Here are a few minor criminal offenses, along with some tips on how to deal with them before they become major criminal problems:
It's just a candy bar or a soda, right? But even the most minor shoplifting charges can result in criminal and civil penalties, and they could even affect your credit report. So make sure you've got a lawyer on your side who understands the criminal justice system.
Even if your child is underage, he or she could face time in a juvenile detention center for vandalism, and parents can be on the hook for expensive restitution costs. And although most juvenile records aren't public, juvenile convictions can be disclosed in certain circumstances.
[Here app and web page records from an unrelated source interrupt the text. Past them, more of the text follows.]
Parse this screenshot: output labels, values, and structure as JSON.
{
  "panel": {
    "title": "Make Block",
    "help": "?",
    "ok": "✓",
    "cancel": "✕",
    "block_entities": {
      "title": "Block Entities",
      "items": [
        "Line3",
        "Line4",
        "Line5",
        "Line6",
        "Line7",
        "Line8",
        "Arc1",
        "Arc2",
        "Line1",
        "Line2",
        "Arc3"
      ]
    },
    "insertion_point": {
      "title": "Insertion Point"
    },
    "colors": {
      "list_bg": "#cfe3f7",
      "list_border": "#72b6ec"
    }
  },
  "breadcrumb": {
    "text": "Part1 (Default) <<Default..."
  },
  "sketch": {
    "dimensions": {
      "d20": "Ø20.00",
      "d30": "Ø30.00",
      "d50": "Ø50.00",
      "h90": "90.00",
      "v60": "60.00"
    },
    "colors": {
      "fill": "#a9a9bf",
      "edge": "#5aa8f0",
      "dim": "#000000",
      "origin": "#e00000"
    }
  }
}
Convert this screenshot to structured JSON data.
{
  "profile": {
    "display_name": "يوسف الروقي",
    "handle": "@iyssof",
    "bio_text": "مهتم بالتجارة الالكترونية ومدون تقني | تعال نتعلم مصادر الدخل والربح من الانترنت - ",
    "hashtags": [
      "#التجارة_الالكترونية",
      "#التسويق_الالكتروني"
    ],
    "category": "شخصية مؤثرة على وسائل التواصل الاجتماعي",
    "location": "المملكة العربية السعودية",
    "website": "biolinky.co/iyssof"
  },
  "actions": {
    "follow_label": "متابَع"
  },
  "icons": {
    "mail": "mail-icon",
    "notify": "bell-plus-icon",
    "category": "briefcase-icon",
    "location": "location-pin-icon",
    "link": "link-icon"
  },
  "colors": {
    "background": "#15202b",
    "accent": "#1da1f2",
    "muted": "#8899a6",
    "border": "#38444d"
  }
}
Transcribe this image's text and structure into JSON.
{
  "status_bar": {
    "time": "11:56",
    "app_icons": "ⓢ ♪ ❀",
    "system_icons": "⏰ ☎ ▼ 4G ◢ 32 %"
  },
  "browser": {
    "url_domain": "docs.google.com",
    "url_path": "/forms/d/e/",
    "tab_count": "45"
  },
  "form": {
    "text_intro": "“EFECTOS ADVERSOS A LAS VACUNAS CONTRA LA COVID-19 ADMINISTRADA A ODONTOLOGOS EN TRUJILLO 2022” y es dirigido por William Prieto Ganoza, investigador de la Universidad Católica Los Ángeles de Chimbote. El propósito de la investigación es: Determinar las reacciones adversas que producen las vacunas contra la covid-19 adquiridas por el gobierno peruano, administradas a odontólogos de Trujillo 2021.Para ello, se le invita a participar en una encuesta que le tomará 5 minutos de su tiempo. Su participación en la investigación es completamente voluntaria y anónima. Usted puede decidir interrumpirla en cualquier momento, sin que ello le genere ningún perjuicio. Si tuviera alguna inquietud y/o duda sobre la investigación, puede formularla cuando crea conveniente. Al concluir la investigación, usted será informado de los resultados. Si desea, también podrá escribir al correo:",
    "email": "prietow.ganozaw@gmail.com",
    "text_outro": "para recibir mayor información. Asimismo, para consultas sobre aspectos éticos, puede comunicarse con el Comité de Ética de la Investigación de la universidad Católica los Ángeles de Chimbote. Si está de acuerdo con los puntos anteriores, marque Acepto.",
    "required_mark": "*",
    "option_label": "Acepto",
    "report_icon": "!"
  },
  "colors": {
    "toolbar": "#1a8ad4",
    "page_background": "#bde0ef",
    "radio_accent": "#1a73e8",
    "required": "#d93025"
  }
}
The line between juvenile court and the adult justice system is not the same in every state, and is sometimes up to a judge's discretion. While some states have set minimum and maximum age limits, others allow juveniles to be tried as adults based on the seriousness of the offense.
There's a time and place for everything, and it's called college. While our university students may be the best and brightest, let's just say they don't always use their best judgment. From harmless pranks or using a fake ID to more serious offenses like theft, DUI, and revenge porn, the things you do in college can stick with you for life.
If you've been arrested or charged with any of the above crimes (or litany of other offenses) you will have mandatory court appearances. While these may seem like an inconvenient hassle to you, rest assured that prosecutors and courts take them very seriously and may issue fines or arrest warrants if you don't show up.
The best way to make sure a minor criminal offense doesn't have a major impact on your life is to discuss your case with an experienced criminal defense attorney near you.
Meeting with a lawyer can help you understand your options and how to best protect your rights. Visit our attorney directory to find a lawyer near you who can help.